Global gold consumption for 2010 will be higher than 2009 as a result of increasing levels of demand in India and China, sustained global demand for gold investment, together with growth in jewellery and industrial demand, the World Gold Council (WGC) said.
According to the WGC’s Gold Demand Trends report for Q3 2010, demand for gold in the final quarter of 2010 will be driven by the following factors:
nIncreasing demand by the world’s two largest markets, India and China, as rising income levels, high savings rates and strong economic growth continue to push up consumption.
nGold jewellery demand is likely to exceed that of 2009 due to an anticipated recovery in India, the most significant gold jewellery market, and continuing strength in China. While jewellery demand may face challenges ahead, the latest figures show that demand in key markets has shown resilience in the face of higher prices levels.
nConcern over fiscal imbalances and currency tensions will continue to support investment demand for gold. Aside from the recent additional $600 billion of quantitative easing by the US, the weakening of the US dollar and associated fears of inflation, demand is also likely to be driven by higher gold price expectations, as well as increasing availability and accessibility of gold investment products to retail investors.
nIndustrial demand, which has returned to long-term levels, is expected to remain firm on the back of renewed growth in the electronics industry, due to the majority of semi-conductors being wired by gold.
“Healthy gold demand growth in the third quarter occurred in the context of record international prices, demonstrating how consumers, particularly in India and China, are continuing to appreciate the enduring value of gold. The rediscovery of gold’s properties as both a currency and a monetary asset have been brought into sharp focus.
Quantitative easing has forced the adjustment of global imbalances into currency markets and the resulting currency conflict is positive for gold. In addition, we believe demand will be facilitated by the growing number of channels that serve to make gold more easily accessible to a greater number of investors,” stated Marcus Grubb, managing director, Investment at the WGC.
“The recovery of industrial gold demand to pre-crisis levels will continue to be sustained by the rise in demand for high-tech goods, such as the iPad and smart phones. Longer-term exciting advancements in the use of gold in nanotechnology, environmental and biomedical applications are also expected to drive demand,” added Richard Holliday, director, Industrial at the WGC.
Global demand statistics for Q3 2010
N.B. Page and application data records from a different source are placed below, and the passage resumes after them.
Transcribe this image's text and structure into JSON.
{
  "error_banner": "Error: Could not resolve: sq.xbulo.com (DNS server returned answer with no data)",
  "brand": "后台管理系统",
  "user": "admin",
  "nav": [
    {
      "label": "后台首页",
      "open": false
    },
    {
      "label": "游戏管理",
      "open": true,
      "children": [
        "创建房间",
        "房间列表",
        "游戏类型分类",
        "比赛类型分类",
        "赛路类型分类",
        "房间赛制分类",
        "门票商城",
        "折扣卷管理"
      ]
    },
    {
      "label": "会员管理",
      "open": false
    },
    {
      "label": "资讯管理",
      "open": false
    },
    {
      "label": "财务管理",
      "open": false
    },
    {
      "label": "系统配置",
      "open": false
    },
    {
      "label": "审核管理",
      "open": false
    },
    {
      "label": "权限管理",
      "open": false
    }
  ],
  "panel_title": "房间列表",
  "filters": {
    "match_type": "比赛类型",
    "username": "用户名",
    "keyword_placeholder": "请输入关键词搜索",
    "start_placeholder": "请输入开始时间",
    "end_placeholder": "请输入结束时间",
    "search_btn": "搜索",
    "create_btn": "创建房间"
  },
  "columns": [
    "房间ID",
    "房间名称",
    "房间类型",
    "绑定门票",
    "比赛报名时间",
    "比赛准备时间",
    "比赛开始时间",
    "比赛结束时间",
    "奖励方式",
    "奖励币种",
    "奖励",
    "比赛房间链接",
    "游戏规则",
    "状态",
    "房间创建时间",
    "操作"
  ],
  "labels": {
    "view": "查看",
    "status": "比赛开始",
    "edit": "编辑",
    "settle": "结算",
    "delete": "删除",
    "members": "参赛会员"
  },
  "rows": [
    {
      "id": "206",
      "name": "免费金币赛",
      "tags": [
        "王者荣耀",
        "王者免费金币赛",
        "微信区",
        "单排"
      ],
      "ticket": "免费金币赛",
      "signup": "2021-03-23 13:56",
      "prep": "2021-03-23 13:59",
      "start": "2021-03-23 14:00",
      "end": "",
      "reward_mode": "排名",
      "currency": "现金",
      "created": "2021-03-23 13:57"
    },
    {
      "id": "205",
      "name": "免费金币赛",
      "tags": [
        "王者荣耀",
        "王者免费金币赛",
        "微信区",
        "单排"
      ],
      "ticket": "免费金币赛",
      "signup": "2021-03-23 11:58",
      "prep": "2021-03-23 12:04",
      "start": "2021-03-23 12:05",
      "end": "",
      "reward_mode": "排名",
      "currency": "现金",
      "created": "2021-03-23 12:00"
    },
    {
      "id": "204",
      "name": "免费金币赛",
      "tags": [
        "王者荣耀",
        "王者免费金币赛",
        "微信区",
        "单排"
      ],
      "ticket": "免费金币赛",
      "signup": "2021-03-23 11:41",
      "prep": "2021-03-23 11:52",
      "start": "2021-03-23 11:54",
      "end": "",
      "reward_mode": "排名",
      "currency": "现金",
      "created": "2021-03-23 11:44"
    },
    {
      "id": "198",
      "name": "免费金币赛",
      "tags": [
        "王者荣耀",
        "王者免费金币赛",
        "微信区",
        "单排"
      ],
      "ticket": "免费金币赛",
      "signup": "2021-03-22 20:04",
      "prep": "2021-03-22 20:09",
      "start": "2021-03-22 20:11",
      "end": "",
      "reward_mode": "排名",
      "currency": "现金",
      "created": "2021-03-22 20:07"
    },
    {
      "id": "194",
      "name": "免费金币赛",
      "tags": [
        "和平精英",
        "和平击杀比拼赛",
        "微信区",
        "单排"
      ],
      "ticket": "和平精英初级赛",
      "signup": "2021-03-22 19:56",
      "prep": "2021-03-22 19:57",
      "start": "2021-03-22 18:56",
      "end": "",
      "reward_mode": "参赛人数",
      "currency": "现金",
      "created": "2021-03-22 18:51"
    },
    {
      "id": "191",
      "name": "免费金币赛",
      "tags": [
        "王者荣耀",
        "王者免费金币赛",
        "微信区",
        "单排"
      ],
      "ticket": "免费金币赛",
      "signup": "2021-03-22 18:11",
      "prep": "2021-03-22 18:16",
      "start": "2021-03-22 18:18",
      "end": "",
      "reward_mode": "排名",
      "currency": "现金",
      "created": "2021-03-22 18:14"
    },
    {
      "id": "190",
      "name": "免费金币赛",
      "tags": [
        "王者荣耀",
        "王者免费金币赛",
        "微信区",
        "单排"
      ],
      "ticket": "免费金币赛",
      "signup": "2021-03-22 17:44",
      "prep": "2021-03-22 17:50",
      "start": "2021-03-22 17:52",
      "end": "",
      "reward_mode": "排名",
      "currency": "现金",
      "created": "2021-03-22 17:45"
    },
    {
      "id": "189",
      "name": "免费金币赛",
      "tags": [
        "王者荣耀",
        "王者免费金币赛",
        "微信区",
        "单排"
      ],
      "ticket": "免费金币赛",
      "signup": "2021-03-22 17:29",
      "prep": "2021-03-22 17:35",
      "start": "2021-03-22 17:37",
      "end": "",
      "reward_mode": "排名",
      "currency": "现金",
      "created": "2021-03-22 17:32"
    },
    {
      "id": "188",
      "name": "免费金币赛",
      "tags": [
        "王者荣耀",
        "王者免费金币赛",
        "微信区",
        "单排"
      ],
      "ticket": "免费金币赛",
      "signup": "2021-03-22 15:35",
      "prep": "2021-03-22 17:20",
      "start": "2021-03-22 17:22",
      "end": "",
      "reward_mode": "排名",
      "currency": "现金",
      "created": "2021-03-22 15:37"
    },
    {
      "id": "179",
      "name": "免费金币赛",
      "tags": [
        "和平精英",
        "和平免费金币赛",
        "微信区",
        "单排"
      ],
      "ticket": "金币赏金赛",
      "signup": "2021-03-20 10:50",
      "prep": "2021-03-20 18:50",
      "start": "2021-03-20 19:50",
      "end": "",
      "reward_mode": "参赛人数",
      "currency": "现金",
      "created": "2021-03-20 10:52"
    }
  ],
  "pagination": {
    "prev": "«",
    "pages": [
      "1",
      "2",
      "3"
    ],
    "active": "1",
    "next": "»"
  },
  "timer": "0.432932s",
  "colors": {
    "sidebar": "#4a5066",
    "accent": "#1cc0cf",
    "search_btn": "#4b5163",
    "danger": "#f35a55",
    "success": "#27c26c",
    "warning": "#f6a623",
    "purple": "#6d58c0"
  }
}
nTotal gold demand was 922 tonnes, an increase of 12 per cent from Q3 2009. In US$ value terms, demand grew 43 per cent to $36.4 billion over the same period.
nDemand for gold jewellery increased by 8 per cent from Q3 2009, with four of the best performing markets - India, China, Russia and Turkey - accounting for 63 per cent of global demand. In value terms, global demand for the 12 month period ending September 2010 hit a record $137.5 billion.
nRetail investment rose 25 per cent from Q3 2009 to 243 tonnes. The largest contribution to total demand growth came from bar hoarding, which increased 44 per cent from the previous year. The total value of net retail investments during the quarter was a record $9.6 billion, representing a 60 per cent increase from Q3 2009.
nTotal gold ETF demand fell by 7 per cent from Q3 2009 to 39 tonnes. Following a remarkable surge in the previous quarter, which was supported by heightened sovereign risk and currency worries, this quieter period for ETFs reflects consolidation in the market, as it contemplated the prospect of QE2.
nIndustrial demand has recovered back to pre-crisis levels of 110 tonnes, reflecting an increase of 13 per cent from Q3 2009. This recovery was driven by improving demand for consumer electronics goods globally, in particular from emerging markets such as China and India, as well as an increased range of new technology products with gold components.